I am excited to see a thinker rise above opposition in pursuit of the good life. Yes, sight is helpful when learning philosophy, but that doesn’t have to stop non-sighted people from effectively learning Logic, or actively and thoughtfully wrestling with many of the world’s most important questions.
I am grateful for having met this intern. As it’s a reminder to both myself and others to see what it means to be a Philosopher, someone who is a lover of wisdom; one that will seek the truth no matter the obstacle, for the sake of the truth. In eight years, when I hope to be the one teaching Logic, I will remember this conversation and I will actively do my best to solve the challenges of my students, both blind and sighted. No student should be denied tools that are vital to clear thinking and living the good life.
“Advise for Teaching Logic to a Visually Impaired Undergraduate?” ‘Leiter Reports: A Philosophy Blog’ N.p., n.d. Web. Accessed 08 June 2016.
“My experience in our nation’s capital was the best experience of my life.
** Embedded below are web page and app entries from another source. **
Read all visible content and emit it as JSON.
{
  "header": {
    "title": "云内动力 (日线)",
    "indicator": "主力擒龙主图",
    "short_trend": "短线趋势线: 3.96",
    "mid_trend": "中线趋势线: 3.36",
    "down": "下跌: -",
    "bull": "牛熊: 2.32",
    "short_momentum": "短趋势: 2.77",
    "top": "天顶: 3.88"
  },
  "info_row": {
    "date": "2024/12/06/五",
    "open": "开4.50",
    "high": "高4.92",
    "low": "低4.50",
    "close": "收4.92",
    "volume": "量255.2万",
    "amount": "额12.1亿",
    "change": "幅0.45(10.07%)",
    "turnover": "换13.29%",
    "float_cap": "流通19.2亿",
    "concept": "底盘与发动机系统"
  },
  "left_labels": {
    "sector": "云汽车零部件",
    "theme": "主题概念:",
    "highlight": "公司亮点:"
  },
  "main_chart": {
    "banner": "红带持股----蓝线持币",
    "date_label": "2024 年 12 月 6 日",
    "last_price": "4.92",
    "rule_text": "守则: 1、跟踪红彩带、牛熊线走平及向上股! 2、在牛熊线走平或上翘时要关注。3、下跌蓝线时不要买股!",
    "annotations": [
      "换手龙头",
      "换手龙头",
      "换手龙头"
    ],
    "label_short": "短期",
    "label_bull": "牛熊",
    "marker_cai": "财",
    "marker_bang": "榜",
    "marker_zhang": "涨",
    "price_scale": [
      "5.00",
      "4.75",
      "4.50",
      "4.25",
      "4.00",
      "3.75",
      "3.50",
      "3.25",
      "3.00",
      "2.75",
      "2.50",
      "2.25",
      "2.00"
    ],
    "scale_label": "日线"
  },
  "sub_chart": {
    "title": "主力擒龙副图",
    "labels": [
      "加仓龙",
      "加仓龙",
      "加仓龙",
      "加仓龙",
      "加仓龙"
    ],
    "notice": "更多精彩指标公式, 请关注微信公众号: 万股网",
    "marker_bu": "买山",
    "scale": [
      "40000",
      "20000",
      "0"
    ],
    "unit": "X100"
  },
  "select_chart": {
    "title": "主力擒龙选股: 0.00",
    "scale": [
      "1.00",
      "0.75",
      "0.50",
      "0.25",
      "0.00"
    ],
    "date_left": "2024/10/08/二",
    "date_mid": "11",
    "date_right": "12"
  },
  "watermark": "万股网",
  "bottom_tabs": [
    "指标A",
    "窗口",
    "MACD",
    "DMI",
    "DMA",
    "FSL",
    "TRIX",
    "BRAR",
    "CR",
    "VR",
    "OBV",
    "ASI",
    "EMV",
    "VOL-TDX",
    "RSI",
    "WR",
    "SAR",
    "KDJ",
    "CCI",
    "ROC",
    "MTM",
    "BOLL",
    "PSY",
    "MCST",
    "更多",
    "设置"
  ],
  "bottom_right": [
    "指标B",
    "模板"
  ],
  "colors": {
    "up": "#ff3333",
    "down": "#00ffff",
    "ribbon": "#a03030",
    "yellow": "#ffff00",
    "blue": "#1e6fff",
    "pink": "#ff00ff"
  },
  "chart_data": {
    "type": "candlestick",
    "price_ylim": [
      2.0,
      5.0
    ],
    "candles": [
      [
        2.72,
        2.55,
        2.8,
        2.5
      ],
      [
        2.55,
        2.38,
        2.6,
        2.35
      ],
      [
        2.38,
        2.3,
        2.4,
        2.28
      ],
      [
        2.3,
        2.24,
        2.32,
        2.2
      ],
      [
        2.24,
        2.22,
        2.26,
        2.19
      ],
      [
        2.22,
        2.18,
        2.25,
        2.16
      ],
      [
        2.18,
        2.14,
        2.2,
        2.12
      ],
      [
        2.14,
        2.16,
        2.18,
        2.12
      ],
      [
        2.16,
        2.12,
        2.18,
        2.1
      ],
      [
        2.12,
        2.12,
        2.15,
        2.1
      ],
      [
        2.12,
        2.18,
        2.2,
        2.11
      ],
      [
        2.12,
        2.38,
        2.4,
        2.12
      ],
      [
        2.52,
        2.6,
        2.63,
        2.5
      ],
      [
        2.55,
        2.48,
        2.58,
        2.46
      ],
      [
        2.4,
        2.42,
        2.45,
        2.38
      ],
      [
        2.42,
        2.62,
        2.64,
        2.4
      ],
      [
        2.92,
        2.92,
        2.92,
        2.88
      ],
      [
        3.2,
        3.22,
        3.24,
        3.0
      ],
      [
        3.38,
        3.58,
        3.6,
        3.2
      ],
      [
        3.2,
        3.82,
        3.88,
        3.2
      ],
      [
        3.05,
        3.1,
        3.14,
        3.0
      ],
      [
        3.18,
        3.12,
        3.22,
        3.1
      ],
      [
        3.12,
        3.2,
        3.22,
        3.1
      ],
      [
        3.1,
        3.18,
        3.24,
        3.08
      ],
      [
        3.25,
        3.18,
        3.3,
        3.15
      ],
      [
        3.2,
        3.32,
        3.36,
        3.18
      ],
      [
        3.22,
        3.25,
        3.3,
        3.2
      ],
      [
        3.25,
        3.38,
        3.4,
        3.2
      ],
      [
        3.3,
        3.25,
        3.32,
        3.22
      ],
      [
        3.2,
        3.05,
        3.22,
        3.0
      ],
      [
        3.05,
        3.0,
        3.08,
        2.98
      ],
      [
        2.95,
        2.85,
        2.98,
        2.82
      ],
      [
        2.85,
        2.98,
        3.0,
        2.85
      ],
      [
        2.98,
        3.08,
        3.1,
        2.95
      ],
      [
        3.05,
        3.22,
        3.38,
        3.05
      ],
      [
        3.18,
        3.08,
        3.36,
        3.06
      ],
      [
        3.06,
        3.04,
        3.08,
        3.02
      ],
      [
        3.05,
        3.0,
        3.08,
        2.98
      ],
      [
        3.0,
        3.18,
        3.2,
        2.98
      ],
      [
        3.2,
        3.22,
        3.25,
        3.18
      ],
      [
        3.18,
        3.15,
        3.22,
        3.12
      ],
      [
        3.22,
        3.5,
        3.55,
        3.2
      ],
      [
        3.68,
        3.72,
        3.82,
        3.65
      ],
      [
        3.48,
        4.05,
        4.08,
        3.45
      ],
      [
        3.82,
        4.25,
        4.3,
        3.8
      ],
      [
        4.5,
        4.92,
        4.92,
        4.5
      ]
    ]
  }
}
When arriving in Washington DC I didn’t realize it yet, but this semester would change my life forever. Suddenly, I was right in the heart of our country. From interning on Capitol Hill, to watching Bono testify in front of Congress, to doing the Waltz at a Viennese Ball, the opportunities were endless. I have made friends from all over the world, visited five different embassies- including the Embassy of Austria- and met a number of foreign diplomats; at times it felt like I was actually studying abroad.
“My education, both formally and informally, was enhanced in ways you cannot find anywhere else. As a student in Washington DC, I was learning from prominent scholars and practitioners that jumped at the opportunity to teach me something new. This semester was truly unique and diverse. Even though it is now time to say goodbye to the amazing friends I have made and the city itself, I know that this is just a temporary goodbye.”
–John Eisenhauer, GLNS major, MU class of 2017
John spent the spring 2016 semester studying at American University and interning in DC as part of a special partnership between MU and AU. Learn more about the Semester in DC program here.